**** Material provided ****

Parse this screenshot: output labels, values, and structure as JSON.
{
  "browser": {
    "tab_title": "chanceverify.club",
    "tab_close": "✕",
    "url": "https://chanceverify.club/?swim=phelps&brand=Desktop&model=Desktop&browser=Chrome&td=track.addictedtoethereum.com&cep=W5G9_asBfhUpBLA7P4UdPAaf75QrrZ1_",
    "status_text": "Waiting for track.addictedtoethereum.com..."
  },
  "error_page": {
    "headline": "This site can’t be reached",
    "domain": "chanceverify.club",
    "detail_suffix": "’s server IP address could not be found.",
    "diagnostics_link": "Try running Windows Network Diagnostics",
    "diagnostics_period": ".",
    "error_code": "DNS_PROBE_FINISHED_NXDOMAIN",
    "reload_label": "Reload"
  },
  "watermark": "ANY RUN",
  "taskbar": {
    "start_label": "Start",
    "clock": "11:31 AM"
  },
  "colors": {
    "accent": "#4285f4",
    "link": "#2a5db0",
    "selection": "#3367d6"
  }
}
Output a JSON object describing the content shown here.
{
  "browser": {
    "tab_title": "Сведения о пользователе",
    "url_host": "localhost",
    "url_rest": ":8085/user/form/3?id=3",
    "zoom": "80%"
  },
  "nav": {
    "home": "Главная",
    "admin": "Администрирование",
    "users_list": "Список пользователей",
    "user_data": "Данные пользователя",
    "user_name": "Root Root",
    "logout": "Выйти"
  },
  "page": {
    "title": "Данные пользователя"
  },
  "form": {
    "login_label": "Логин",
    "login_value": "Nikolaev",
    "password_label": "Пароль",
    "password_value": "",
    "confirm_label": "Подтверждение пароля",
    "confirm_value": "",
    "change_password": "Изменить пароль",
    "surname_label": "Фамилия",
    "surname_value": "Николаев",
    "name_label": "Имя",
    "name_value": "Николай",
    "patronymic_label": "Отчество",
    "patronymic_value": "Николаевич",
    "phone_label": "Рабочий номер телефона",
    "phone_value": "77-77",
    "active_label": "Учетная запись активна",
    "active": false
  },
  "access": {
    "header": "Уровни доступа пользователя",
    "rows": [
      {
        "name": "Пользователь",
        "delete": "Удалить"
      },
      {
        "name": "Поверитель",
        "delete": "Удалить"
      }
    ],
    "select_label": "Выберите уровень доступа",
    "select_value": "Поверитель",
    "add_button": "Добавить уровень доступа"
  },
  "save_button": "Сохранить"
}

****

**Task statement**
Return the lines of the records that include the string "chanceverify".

**Task output**
    "tab_title": "chanceverify.club",
    "url": "https://chanceverify.club/?swim=phelps&brand=Desktop&model=Desktop&browser=Chrome&td=track.addictedtoethereum.com&cep=W5G9_asBfhUpBLA7P4UdPAaf75QrrZ1_",
    "domain": "chanceverify.club",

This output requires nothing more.